Islamist groups intend to protest Friday for the reinstatement of Egypt's Islamic identity. A few thousand, mostly secular groups continue to fill the square since 8 July in solidarity with the families of revolution martyrs.
With Islamists pulling out of the sit-in as they see a potential clash with the ruling Supreme Council of the Armed Forces, fears of tension in Tahrir are rising. Accordingly, members of the April 6 Youth Movement, Kefaya, the Free Islamic Coalition, Maspiro Youth Union and youth from the Muslim Brotherhood agreed to present a united front.
"It has become a must to unify the square under specific demands during Friday’s march. We don’t want any clashes between Islamists and civil forces in the square. We need to raise demands, not disputes,” said Ibrahim Salah, member of Fedaey movement, a youth group on strike in Tahrir.
The unifying demands include stopping the military trials of civilians, accelerating the trials of the former regime officials, purging remnants of the regime from government, reforming the judiciary, and removing the public prosecutor.
“We’ve reached an agreement by which we ignore the differences and concentrate on common grounds, such as opposing the military trials for civilians,” said Moataz Reda, a representative of the Salafi youth in the square.
While having rejected the sit-in, the Salafi movement and the Muslim Brotherhood said that they will participate in the Friday’s march to highlight their view that the transitional period should be shortened and elections should come before the constitution is drafted, as per the existing arrangement.
“The movement leaders said that it’s up to the individual to decide whether to participate in the sit-in or not. However, the movement will join the sit-in officially if the military council agrees to have a document that creates an unchangeable list of constitutional principles," said Mahmoud al-Ghamarawy of the Salafi movement.
Fearing that an Islamist-dominated parliament will be installed after quick elections, secular forces have called for laying down some constitutional principles that will guide the drafting of the new constitution.
Islamic forces have rejected the idea, calling it an attempt to ignore the results of the March referendum, in which people voted in favor of parliamentary elections preceding the writing of the constitution, which would be drafted by an assembly appointed by the elected parliament.
"This Friday will not be the Friday of Shariah.

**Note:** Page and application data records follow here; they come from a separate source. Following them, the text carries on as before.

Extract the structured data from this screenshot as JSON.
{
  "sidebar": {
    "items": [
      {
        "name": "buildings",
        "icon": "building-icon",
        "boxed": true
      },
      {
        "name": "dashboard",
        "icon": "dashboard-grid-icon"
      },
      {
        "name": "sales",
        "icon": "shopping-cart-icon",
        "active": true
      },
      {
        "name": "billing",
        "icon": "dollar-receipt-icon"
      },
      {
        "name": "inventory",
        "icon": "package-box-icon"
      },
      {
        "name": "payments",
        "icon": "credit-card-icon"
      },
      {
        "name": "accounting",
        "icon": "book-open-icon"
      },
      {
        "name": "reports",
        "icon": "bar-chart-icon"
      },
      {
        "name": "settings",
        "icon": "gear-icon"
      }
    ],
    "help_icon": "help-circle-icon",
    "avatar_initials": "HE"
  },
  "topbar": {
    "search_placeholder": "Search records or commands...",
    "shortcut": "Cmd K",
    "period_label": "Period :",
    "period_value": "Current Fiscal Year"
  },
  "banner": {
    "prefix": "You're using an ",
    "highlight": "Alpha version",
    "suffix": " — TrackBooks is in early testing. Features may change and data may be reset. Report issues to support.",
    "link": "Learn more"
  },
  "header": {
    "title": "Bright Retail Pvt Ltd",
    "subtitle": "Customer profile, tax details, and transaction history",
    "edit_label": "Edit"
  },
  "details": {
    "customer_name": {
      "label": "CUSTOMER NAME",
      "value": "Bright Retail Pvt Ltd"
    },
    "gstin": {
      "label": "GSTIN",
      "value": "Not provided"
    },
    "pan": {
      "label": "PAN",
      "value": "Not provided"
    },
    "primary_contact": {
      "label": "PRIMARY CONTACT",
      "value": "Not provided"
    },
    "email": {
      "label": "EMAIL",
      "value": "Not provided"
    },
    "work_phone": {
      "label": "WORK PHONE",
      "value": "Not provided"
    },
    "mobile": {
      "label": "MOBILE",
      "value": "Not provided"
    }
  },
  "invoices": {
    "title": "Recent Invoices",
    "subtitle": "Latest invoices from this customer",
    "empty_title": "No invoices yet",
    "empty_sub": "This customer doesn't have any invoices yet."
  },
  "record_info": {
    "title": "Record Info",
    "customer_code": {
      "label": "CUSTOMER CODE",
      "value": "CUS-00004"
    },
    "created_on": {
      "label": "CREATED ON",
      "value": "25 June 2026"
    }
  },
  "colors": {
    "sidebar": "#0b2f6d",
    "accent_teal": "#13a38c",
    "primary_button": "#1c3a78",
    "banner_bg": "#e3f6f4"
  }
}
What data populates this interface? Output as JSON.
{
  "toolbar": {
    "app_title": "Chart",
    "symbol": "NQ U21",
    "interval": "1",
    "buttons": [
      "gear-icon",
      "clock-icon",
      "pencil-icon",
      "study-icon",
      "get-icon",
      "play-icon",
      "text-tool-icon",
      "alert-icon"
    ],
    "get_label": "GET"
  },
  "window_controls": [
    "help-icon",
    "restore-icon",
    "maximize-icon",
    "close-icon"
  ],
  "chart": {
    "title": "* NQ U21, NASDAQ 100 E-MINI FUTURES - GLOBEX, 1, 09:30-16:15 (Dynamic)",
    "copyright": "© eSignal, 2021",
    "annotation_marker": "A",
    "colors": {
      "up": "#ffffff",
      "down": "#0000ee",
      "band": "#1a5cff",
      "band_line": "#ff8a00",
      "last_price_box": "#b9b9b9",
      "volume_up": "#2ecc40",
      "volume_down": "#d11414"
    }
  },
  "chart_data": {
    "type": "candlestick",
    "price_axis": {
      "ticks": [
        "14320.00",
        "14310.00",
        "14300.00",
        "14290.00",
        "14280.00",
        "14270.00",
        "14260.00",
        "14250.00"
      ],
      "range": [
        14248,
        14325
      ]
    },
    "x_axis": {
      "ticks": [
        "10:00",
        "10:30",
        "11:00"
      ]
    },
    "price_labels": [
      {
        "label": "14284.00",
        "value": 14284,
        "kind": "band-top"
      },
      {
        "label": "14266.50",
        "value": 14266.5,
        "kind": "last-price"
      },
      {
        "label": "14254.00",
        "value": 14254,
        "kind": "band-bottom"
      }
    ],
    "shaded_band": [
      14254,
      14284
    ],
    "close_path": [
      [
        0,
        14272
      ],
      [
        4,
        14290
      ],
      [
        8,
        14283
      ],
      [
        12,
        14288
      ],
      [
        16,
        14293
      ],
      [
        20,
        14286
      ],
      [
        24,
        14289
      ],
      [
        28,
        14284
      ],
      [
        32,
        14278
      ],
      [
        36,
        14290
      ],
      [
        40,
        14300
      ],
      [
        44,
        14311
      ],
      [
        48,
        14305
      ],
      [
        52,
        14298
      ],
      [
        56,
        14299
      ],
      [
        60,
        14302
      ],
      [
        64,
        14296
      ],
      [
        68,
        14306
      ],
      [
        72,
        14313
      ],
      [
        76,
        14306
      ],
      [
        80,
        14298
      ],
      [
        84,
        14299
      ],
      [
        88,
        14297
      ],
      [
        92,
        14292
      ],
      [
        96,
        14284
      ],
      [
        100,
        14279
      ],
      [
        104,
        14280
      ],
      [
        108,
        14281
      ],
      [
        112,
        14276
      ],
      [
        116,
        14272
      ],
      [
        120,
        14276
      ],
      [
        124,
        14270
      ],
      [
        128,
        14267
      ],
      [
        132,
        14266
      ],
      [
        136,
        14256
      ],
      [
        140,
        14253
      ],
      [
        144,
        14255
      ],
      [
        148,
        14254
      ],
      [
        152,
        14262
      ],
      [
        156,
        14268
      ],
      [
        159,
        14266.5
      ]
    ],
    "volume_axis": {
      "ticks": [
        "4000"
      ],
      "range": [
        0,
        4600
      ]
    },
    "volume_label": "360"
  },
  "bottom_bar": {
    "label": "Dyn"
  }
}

We agreed to call it the Friday of the people’s will,” said Ghamarawy.